=== Requirement ===
Every entry must be reproduced word for word.

=== Task data ===
.....
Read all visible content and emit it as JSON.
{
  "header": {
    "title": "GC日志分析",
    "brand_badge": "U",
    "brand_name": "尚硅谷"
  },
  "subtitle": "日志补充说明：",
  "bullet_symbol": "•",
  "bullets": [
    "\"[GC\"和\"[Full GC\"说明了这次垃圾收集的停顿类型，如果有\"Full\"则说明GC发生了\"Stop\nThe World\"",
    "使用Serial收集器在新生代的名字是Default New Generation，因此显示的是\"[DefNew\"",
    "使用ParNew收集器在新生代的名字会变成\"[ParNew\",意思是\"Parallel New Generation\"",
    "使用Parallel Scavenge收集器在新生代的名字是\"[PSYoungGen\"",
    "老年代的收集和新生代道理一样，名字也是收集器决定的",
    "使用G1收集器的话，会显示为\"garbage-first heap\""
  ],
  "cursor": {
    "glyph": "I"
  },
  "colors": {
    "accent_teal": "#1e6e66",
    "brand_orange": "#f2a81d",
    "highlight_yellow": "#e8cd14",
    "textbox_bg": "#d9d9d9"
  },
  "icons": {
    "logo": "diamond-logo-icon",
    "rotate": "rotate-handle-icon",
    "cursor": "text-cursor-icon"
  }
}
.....
=== Task solution ===
Read all visible content and emit it as JSON.
{
  "header": {
    "title": "GC日志分析",
    "brand_badge": "U",
    "brand_name": "尚硅谷"
  },
  "subtitle": "日志补充说明：",
  "bullet_symbol": "•",
  "bullets": [
    "\"[GC\"和\"[Full GC\"说明了这次垃圾收集的停顿类型，如果有\"Full\"则说明GC发生了\"Stop\nThe World\"",
    "使用Serial收集器在新生代的名字是Default New Generation，因此显示的是\"[DefNew\"",
    "使用ParNew收集器在新生代的名字会变成\"[ParNew\",意思是\"Parallel New Generation\"",
    "使用Parallel Scavenge收集器在新生代的名字是\"[PSYoungGen\"",
    "老年代的收集和新生代道理一样，名字也是收集器决定的",
    "使用G1收集器的话，会显示为\"garbage-first heap\""
  ],
  "cursor": {
    "glyph": "I"
  },
  "colors": {
    "accent_teal": "#1e6e66",
    "brand_orange": "#f2a81d",
    "highlight_yellow": "#e8cd14",
    "textbox_bg": "#d9d9d9"
  },
  "icons": {
    "logo": "diamond-logo-icon",
    "rotate": "rotate-handle-icon",
    "cursor": "text-cursor-icon"
  }
}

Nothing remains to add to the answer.